Terrorism remains fairly popular not only among extremists, as it’s been indicated by the decade long “popularity” of numerous branches of Al-Qaeda, but among all sorts of criminals as well. Saudi-inspired Wahabbism remains an advantageous set of beliefs to adhere to for countless smugglers of weapons, artifacts, drugs and other “black merchants”, including slave traders. It’s rather unfortunate that a number of “Western businesses” are getting increasingly involved in this criminal smuggling, building their commercial and financial wealth by taking part in such dubious activities. Take, for instance, the actions of the Franco-Swiss company LafargeHolcim Group in Syria, which financed ISIS fighters back in 2012-2014, wishing to ensure safety of their employees, while retaining the chance of continuing its operations in this war-torn country.

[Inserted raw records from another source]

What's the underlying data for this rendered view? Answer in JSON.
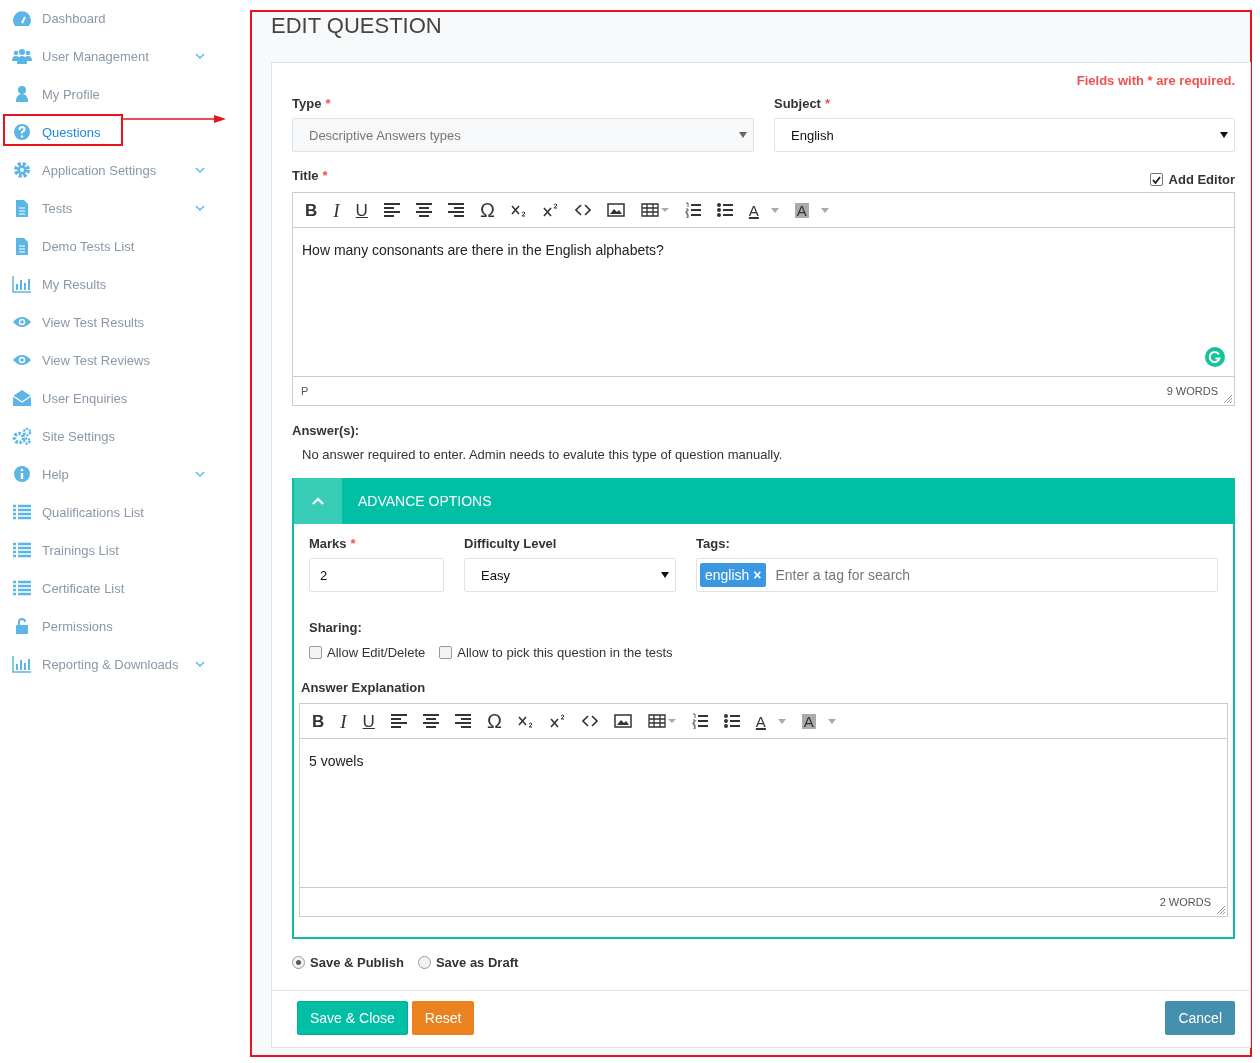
{
  "sidebar": {
    "items": [
      {
        "label": "Dashboard",
        "selected": false,
        "has_submenu": false
      },
      {
        "label": "User Management",
        "selected": false,
        "has_submenu": true
      },
      {
        "label": "My Profile",
        "selected": false,
        "has_submenu": false
      },
      {
        "label": "Questions",
        "selected": true,
        "has_submenu": false
      },
      {
        "label": "Application Settings",
        "selected": false,
        "has_submenu": true
      },
      {
        "label": "Tests",
        "selected": false,
        "has_submenu": true
      },
      {
        "label": "Demo Tests List",
        "selected": false,
        "has_submenu": false
      },
      {
        "label": "My Results",
        "selected": false,
        "has_submenu": false
      },
      {
        "label": "View Test Results",
        "selected": false,
        "has_submenu": false
      },
      {
        "label": "View Test Reviews",
        "selected": false,
        "has_submenu": false
      },
      {
        "label": "User Enquiries",
        "selected": false,
        "has_submenu": false
      },
      {
        "label": "Site Settings",
        "selected": false,
        "has_submenu": false
      },
      {
        "label": "Help",
        "selected": false,
        "has_submenu": true
      },
      {
        "label": "Qualifications List",
        "selected": false,
        "has_submenu": false
      },
      {
        "label": "Trainings List",
        "selected": false,
        "has_submenu": false
      },
      {
        "label": "Certificate List",
        "selected": false,
        "has_submenu": false
      },
      {
        "label": "Permissions",
        "selected": false,
        "has_submenu": false
      },
      {
        "label": "Reporting & Downloads",
        "selected": false,
        "has_submenu": true
      }
    ]
  },
  "page_title": "EDIT QUESTION",
  "required_note": "Fields with * are required.",
  "type_field": {
    "label": "Type",
    "required_mark": "*",
    "value": "Descriptive Answers types",
    "disabled": true
  },
  "subject_field": {
    "label": "Subject",
    "required_mark": "*",
    "value": "English",
    "disabled": false
  },
  "title_field": {
    "label": "Title",
    "required_mark": "*",
    "add_editor": {
      "label": "Add Editor",
      "checked": true
    },
    "toolbar": [
      {
        "kind": "bold",
        "text": "B"
      },
      {
        "kind": "italic",
        "text": "I"
      },
      {
        "kind": "underline",
        "text": "U"
      },
      {
        "kind": "align-left"
      },
      {
        "kind": "align-center"
      },
      {
        "kind": "align-right"
      },
      {
        "kind": "symbol",
        "text": "Ω"
      },
      {
        "kind": "subscript"
      },
      {
        "kind": "superscript"
      },
      {
        "kind": "code"
      },
      {
        "kind": "image"
      },
      {
        "kind": "table"
      },
      {
        "kind": "ordered-list"
      },
      {
        "kind": "bullet-list"
      },
      {
        "kind": "text-color",
        "text": "A"
      },
      {
        "kind": "background-color",
        "text": "A"
      }
    ],
    "content": "How many consonants are there in the English alphabets?",
    "path": "P",
    "word_count": "9 WORDS"
  },
  "answers": {
    "label": "Answer(s):",
    "note": "No answer required to enter. Admin needs to evalute this type of question manually."
  },
  "advance_options": {
    "title": "ADVANCE OPTIONS",
    "expanded": true,
    "marks": {
      "label": "Marks",
      "required_mark": "*",
      "value": "2"
    },
    "difficulty": {
      "label": "Difficulty Level",
      "value": "Easy"
    },
    "tags": {
      "label": "Tags:",
      "items": [
        {
          "label": "english",
          "remove": "×"
        }
      ],
      "placeholder": "Enter a tag for search"
    },
    "sharing": {
      "label": "Sharing:",
      "options": [
        {
          "label": "Allow Edit/Delete",
          "checked": false
        },
        {
          "label": "Allow to pick this question in the tests",
          "checked": false
        }
      ]
    },
    "explanation": {
      "label": "Answer Explanation",
      "toolbar": [
        {
          "kind": "bold",
          "text": "B"
        },
        {
          "kind": "italic",
          "text": "I"
        },
        {
          "kind": "underline",
          "text": "U"
        },
        {
          "kind": "align-left"
        },
        {
          "kind": "align-center"
        },
        {
          "kind": "align-right"
        },
        {
          "kind": "symbol",
          "text": "Ω"
        },
        {
          "kind": "subscript"
        },
        {
          "kind": "superscript"
        },
        {
          "kind": "code"
        },
        {
          "kind": "image"
        },
        {
          "kind": "table"
        },
        {
          "kind": "ordered-list"
        },
        {
          "kind": "bullet-list"
        },
        {
          "kind": "text-color",
          "text": "A"
        },
        {
          "kind": "background-color",
          "text": "A"
        }
      ],
      "content": "5 vowels",
      "word_count": "2 WORDS"
    }
  },
  "publish_options": [
    {
      "label": "Save & Publish",
      "selected": true
    },
    {
      "label": "Save as Draft",
      "selected": false
    }
  ],
  "buttons": [
    {
      "label": "Save & Close",
      "kind": "primary"
    },
    {
      "label": "Reset",
      "kind": "warning"
    },
    {
      "label": "Cancel",
      "kind": "cancel"
    }
  ]
}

In addition to a series of terrorist attacks launched in European countries in recent years, the situation can be seen as an obvious strategic shift on the side of the terrorists, who are trying to expand their sphere of operations into various Asian states. For instance, since the beginning of this year, the border areas of Afghanistan and Pakistan have been hit by frequent terrorist attacks targeting both civilians and officials, resulting in heavy casualties. The former has been already transformed into a breeding ground for all sorts of small radical groups that are all engaged in improvised medieval-style “hunts for infidels” carried out in various regions of this troubled state.
Either way, the black plague of terrorism is spreading rapidly. It’s been recently announced that ISIS operatives from Central Asia were implicated in the Ataturk Airport and Reina Nightclub attacks in Istanbul. It’s believed that the airport attack carried out last June was executed by a Chechen, a Kyrgyz and an Uzbek, trained by ISIS. Although it is virtually impossible to confirm how many Kyrgyz, Uzbeks and other Central Asians are fighting for ISIS in Turkey and Syria, The Diplomat reports that most are used for suicide missions.
By recruiting Uzbeks and Kyrgyz to launch terrorist attacks in Turkey, ISIS takes full advantage of the fact that they share common linguistic and cultural aspects with Turks, so they are capable of infiltrating Turkish society much better than Arabs. Because of such peculiarities, and also due to the turbulent period these countries had to face in the aftermath of the Soviet Union’s collapse, Central Asia has become a fertile ground for ISIS recruiters who are rapidly strengthening the positions enjoyed by this terrorist organization in this region.
That is why the fight against ISIS and all forms of terrorism in general should not be carried out under the leadership of a single state, no matter how the United States may despise this idea. The only effective way of addressing this challenge is through creating a comprehensive framework under the direct supervision of the UN, that would allow all international players to take their part in defending global populations from this major threat.